### PROVIDED INFORMATION
----------------

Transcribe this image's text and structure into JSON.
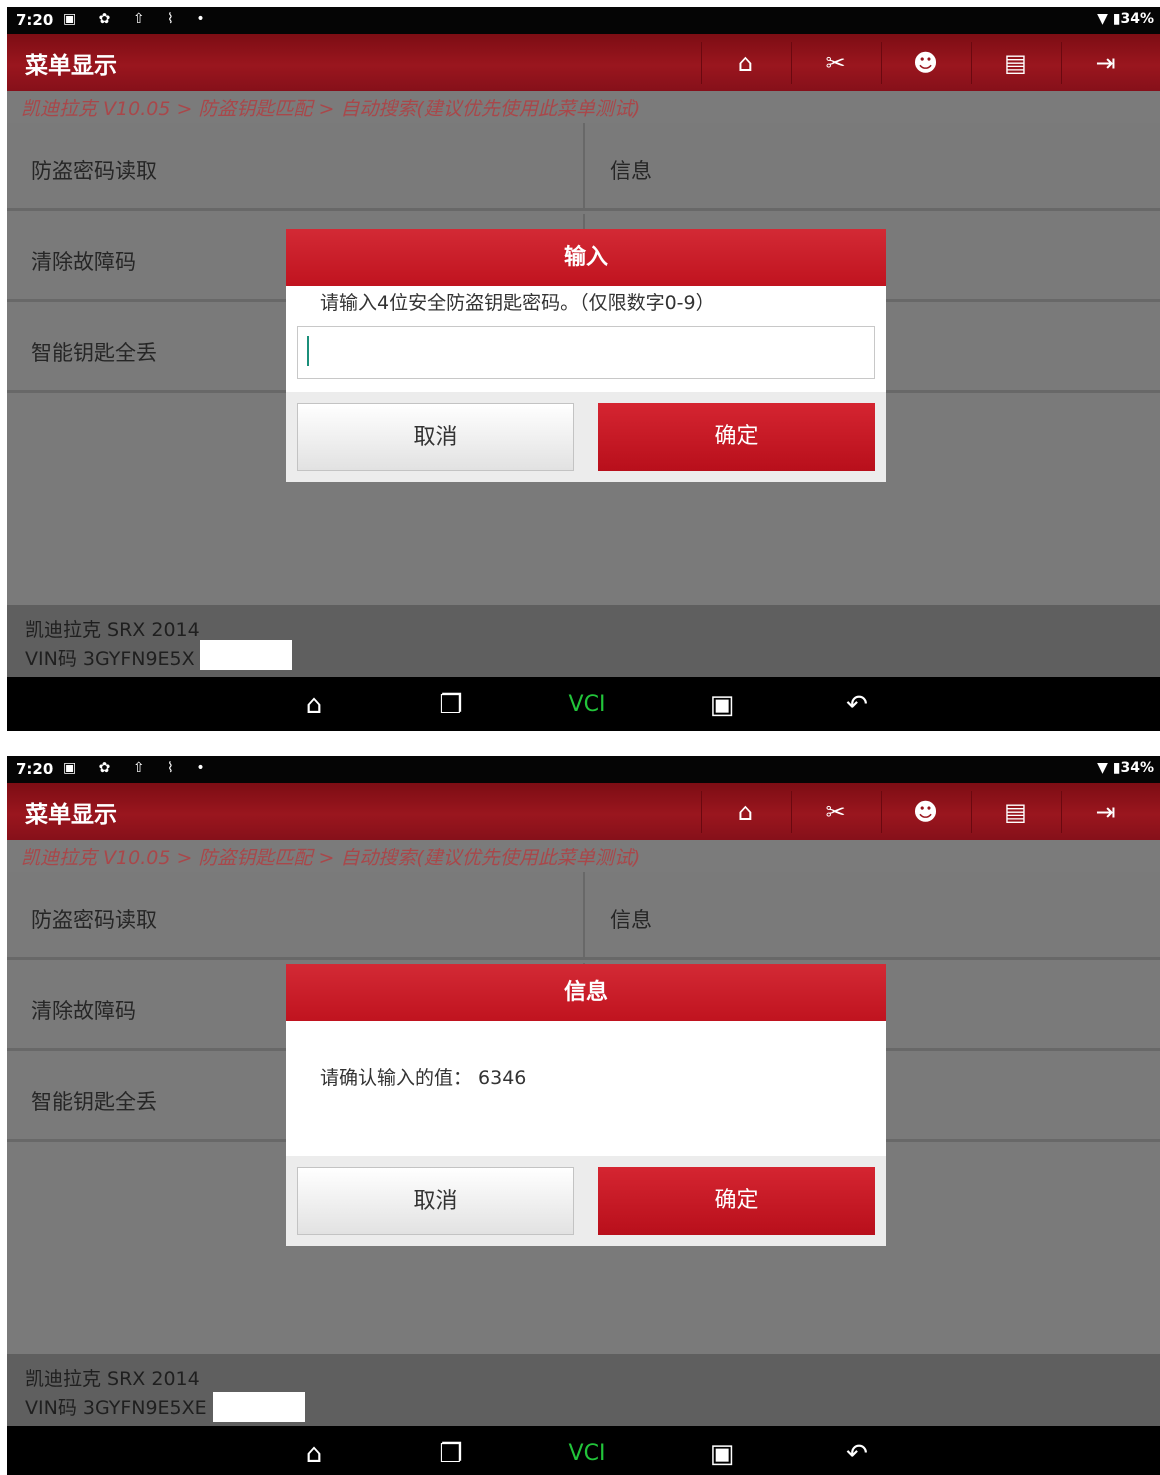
{
  "status_bar": {
    "time": "7:20",
    "left_icons": "▣ ✿ ⇧ ⌇ •",
    "right": "▼ ▮34%"
  },
  "app": {
    "title": "菜单显示"
  },
  "breadcrumb": "凯迪拉克 V10.05 > 防盗钥匙匹配 > 自动搜索(建议优先使用此菜单测试)",
  "menu": {
    "items": [
      "防盗密码读取",
      "清除故障码",
      "智能钥匙全丢"
    ],
    "side_item": "信息"
  },
  "toolbar": {
    "home_icon": "home-icon",
    "tools_icon": "tools-icon",
    "user_icon": "user-icon",
    "print_icon": "print-icon",
    "exit_icon": "exit-icon"
  },
  "vehicle": {
    "model": "凯迪拉克 SRX 2014",
    "vin_top": "VIN码 3GYFN9E5X",
    "vin_bottom": "VIN码 3GYFN9E5XE"
  },
  "nav_bar": {
    "vci_label": "VCI"
  },
  "dialog_input": {
    "title": "输入",
    "prompt": "请输入4位安全防盗钥匙密码。（仅限数字0-9）",
    "value": "",
    "cancel": "取消",
    "ok": "确定"
  },
  "dialog_confirm": {
    "title": "信息",
    "message": "请确认输入的值：  6346",
    "cancel": "取消",
    "ok": "确定"
  },
  "colors": {
    "accent": "#c0131f",
    "header": "#8c1019",
    "backdrop": "#7a7a7a"
  }
}
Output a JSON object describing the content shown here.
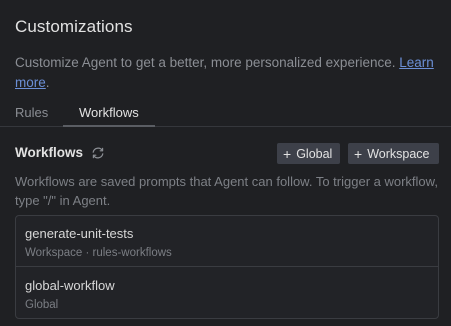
{
  "header": {
    "title": "Customizations",
    "subtitle": "Customize Agent to get a better, more personalized experience. ",
    "learn_more": "Learn more",
    "period": "."
  },
  "tabs": [
    {
      "label": "Rules",
      "active": false
    },
    {
      "label": "Workflows",
      "active": true
    }
  ],
  "workflows": {
    "title": "Workflows",
    "refresh_icon": "refresh-icon",
    "global_button": "Global",
    "workspace_button": "Workspace",
    "description": "Workflows are saved prompts that Agent can follow. To trigger a workflow, type \"/\" in Agent.",
    "items": [
      {
        "name": "generate-unit-tests",
        "meta": "Workspace · rules-workflows"
      },
      {
        "name": "global-workflow",
        "meta": "Global"
      }
    ]
  },
  "colors": {
    "background": "#1f2023",
    "link": "#6b8fd6",
    "button": "#3d4049"
  }
}
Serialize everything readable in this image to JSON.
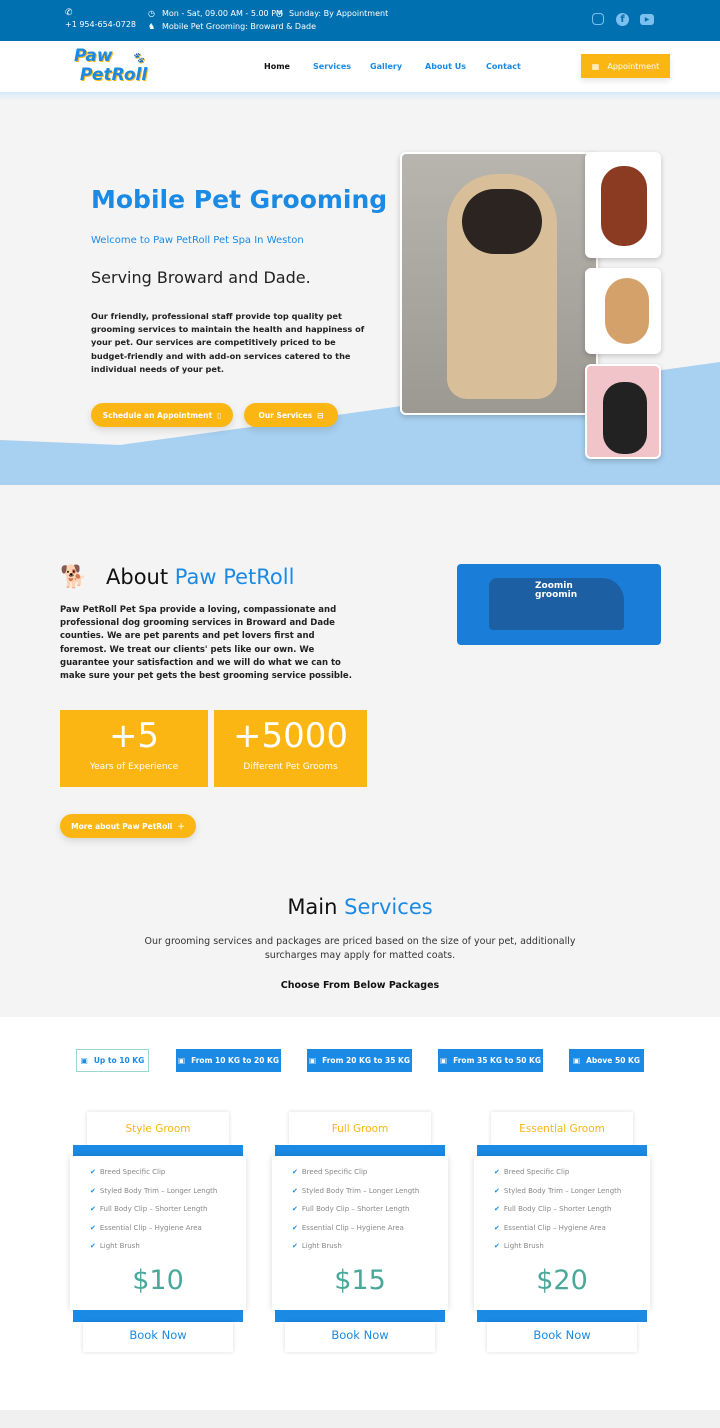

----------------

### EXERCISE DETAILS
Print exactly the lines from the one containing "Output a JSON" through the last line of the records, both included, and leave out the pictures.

### EXPECTED ANSWER
Output a JSON object describing the content shown here.
{
  "header": {
    "title": "Customizations",
    "subtitle": "Customize Agent to get a better, more personalized experience. ",
    "learn_more": "Learn more",
    "period": "."
  },
  "tabs": [
    {
      "label": "Rules",
      "active": false
    },
    {
      "label": "Workflows",
      "active": true
    }
  ],
  "workflows": {
    "title": "Workflows",
    "refresh_icon": "refresh-icon",
    "global_button": "Global",
    "workspace_button": "Workspace",
    "description": "Workflows are saved prompts that Agent can follow. To trigger a workflow, type \"/\" in Agent.",
    "items": [
      {
        "name": "generate-unit-tests",
        "meta": "Workspace · rules-workflows"
      },
      {
        "name": "global-workflow",
        "meta": "Global"
      }
    ]
  },
  "colors": {
    "background": "#1f2023",
    "link": "#6b8fd6",
    "button": "#3d4049"
  }
}
Serialize everything readable in this image to JSON.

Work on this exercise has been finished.